Description: Sprawling, annual grass, 0.5 to 3 feet (15 to 90 cm) in height. Flat short leaf blades, with off-center veins. Stems branching near the base and rooting at nodes to form dense and extensive infestations. Dried whitish-tan grass remains standing in winter.

History: Native to temperate and tropical Asia, and first identified near Knoxville, TN, around 1919. Ground cover with little wildlife food value. Likely escaped as a result of its use as a packing material for porcelain.

Biology & Spread: Japanese stilt grass is a colonial species that spreads by rooting at stem nodes that touch the ground. Stilt grass reproduces exclusively by seed. Individual plants may produce 100 to 1,000 seeds that fall close to the parent plant. Seed may be carried further by water currents during heavy rains or moved in contaminated hay, soil, or potted plants, and on footwear. Stilt grass seed remains viable in the soil for five or more years and germinates readily.

Ecological Threat: Japanese stilt grass is especially well adapted to low light conditions. It threatens native plants and natural habitats in open to shady, and moist to dry locations. Stilt grass spreads to form extensive patches, displacing native species that are not able to compete with it. Where white-tail deer are over-abundant, they may facilitate its invasion by feeding on native plant species and avoiding stilt grass.

US Habitat: Flourishes on alluvial floodplains and streamsides, mostly colonizing flood-scoured banks, due to water dispersal of seed and flood tolerance. Also common at forest edges, roadsides, and trailsides, as well as damp fields, swamps, lawns, and along ditches. Occurs up to 4,000 feet (1200 m) elevation. Very shade tolerant. Consolidates occupation by prolific seeding, with each plant producing 100 to 1,000 seeds that can remain viable in the soil for 5 or more years. Spreads on trails and recreational areas by seeds hitchhiking on hikers? and visitors? shoes and clothes.

Distribution

US Nativity: Introduced to U.S.

Native Origin: Asia; temp. & trop. Asia (Germplasm Resources Information Network); NatureServe Explorer

US States: AL, AR, CT, DE, FL, GA, IL, IN, KY, LA, MD, MS, NC, NJ, NY, OH, PA, PR, SC, TN, TX, VA, WV

Resembles/Alternatives:

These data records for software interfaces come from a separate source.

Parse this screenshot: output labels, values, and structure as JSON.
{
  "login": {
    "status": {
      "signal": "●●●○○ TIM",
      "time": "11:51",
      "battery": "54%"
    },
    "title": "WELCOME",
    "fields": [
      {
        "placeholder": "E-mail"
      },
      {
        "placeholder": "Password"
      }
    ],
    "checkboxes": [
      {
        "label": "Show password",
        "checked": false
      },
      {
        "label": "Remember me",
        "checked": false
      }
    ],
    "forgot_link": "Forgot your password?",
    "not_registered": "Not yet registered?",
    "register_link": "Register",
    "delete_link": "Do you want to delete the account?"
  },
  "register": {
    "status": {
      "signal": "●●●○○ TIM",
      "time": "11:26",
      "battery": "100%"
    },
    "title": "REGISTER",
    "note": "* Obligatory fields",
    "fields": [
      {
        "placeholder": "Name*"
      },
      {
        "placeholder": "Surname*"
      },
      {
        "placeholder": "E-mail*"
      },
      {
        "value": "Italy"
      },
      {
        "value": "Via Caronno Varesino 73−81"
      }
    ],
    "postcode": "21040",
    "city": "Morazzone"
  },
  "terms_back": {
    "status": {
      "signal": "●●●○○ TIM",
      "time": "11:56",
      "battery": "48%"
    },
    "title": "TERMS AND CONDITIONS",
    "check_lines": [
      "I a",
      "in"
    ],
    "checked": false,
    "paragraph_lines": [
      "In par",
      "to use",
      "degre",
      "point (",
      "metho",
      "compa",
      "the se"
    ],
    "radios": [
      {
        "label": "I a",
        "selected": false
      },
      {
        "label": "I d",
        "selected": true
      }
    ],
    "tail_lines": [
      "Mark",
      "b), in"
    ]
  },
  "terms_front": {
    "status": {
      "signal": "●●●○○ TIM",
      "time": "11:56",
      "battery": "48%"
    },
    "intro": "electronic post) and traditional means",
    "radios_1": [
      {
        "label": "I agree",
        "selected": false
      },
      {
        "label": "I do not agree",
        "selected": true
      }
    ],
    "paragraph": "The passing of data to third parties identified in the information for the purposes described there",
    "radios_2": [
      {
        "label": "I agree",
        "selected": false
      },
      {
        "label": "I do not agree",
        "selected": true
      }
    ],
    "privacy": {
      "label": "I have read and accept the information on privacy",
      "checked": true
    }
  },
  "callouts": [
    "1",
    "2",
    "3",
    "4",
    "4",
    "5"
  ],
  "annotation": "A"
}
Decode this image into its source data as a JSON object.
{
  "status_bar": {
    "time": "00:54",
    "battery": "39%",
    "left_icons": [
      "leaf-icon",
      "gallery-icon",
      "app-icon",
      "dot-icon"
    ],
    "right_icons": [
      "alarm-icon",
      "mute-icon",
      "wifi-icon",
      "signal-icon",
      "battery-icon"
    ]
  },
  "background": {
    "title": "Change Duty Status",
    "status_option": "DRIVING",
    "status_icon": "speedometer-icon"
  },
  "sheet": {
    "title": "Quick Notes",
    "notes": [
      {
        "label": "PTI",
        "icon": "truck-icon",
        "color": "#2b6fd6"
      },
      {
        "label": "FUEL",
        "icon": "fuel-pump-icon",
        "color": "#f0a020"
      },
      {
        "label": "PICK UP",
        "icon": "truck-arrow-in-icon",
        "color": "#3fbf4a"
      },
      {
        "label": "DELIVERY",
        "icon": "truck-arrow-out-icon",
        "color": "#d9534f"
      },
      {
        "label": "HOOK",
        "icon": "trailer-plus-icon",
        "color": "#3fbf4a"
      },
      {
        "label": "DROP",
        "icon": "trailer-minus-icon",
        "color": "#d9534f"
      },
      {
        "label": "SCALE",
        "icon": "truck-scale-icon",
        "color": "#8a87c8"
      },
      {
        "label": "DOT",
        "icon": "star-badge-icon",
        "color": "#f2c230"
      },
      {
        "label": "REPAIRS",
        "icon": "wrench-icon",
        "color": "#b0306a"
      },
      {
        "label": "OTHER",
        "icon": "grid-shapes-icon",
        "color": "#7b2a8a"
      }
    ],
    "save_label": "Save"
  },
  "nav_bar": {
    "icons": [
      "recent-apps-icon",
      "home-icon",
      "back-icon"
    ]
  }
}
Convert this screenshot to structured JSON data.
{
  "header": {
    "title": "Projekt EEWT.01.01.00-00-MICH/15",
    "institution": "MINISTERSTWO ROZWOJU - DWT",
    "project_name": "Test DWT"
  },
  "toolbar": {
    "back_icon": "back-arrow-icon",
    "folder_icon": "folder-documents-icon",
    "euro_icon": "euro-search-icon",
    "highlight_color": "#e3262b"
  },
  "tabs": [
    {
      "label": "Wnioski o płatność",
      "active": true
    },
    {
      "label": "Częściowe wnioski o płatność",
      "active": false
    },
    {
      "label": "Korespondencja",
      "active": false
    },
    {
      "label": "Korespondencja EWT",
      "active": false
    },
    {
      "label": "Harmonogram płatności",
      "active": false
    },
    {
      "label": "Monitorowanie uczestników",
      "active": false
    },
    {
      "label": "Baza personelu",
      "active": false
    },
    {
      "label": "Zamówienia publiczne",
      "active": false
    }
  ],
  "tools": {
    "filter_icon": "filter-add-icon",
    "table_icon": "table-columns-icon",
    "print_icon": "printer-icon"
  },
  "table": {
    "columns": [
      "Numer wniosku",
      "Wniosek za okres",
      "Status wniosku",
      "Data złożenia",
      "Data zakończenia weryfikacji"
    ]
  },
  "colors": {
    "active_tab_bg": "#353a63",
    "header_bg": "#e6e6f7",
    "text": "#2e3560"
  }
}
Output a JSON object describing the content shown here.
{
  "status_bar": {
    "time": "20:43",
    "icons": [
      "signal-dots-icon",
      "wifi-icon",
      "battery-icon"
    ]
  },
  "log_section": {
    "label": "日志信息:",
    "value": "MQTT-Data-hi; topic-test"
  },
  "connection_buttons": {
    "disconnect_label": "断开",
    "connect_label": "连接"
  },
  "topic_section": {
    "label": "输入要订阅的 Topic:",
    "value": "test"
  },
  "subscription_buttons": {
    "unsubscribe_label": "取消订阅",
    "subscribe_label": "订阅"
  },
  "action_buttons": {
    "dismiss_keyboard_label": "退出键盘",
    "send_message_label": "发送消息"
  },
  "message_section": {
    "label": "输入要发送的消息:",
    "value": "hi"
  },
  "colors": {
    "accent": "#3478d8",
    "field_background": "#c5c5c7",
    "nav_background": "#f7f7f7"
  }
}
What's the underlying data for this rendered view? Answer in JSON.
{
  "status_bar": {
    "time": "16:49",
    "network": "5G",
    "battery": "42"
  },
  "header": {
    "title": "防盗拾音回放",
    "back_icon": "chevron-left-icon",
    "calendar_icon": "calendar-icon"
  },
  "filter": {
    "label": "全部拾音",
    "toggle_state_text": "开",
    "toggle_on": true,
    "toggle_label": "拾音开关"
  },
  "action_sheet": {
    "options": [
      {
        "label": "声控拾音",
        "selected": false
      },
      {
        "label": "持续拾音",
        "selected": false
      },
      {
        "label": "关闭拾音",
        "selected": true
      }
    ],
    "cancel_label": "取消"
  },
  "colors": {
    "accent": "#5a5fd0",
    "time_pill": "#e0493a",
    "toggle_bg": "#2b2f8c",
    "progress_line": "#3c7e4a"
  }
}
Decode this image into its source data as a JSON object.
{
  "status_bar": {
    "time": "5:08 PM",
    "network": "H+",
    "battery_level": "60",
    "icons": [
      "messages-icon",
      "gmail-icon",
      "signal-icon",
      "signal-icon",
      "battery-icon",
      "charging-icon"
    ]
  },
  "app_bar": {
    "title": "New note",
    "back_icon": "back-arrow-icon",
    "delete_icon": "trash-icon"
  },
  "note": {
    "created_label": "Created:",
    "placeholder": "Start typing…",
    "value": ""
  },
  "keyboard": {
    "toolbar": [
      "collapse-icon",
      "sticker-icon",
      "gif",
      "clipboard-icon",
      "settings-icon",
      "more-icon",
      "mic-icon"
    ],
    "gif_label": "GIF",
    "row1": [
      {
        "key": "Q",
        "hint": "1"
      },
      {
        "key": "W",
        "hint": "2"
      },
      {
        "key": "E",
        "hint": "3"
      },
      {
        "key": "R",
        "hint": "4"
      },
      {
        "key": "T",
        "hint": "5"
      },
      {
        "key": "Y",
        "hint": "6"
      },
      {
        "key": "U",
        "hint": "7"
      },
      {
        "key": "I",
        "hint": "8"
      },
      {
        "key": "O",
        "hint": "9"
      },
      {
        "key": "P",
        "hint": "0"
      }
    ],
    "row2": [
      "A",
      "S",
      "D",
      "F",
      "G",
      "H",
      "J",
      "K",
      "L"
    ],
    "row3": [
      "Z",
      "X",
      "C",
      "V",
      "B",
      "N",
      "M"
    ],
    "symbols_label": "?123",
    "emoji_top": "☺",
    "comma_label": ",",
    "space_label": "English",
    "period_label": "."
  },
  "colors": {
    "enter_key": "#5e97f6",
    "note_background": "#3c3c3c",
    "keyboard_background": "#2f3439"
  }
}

Management: A variety of control methods are available for stilt grass, depending on the extent of the infestation, the type of habitat, and the availability of labor and other resources. Preventing the introduction of stilt grass into non-infested areas and out of infested areas should be a priority. Early control of new infestations will also reduce the likelihood of establishment.

USE PESTICIDES WISELY: ALWAYS READ THE ENTIRE PESTICIDE LABEL CAREFULLY, FOLLOW ALL MIXING AND APPLICATION INSTRUCTIONS AND WEAR ALL RECOMMENDED PERSONAL PROTECTIVE GEAR AND CLOTHING. CONTACT YOUR STATE DEPARTMENT OF AGRICULTURE FOR ANY ADDITIONAL PESTICIDE USE REQUIREMENTS, RESTRICTIONS OR RECOMMENDATIONS. MENTION OF PESTICIDE PRODUCTS ON THIS WEB SITE DOES NOT CONSTITUTE ENDORSEMENT OF ANY MATERIAL.

Listing Source

Texas Department ofAgriculture Noxious Plant List
Texas Parks and Wildlife Department Prohibited Exotic Species
Invaders Program
Federal Noxious Weed
Union of Concerned Scientists
United States Forest Service Southern Research Station

Text References

Trees of Central Texas, Native & Naturalized Woody Plants of Austin & the Hill Country, Nonnative Invasive Plants of Sourthern Forests

Data Source

APWG WeedUS Database

Miller, J.H. 2003. Nonnative invasive plants of southern forests: a field guide for identification and control. Gen. Tech. Rep. SRS-62. Asheville, NC: U.S. Department of Agriculture, Forest Service, Southern Research Station. 93 pp (USDA SRS).

Last Updated: 2007-11-08 by EEE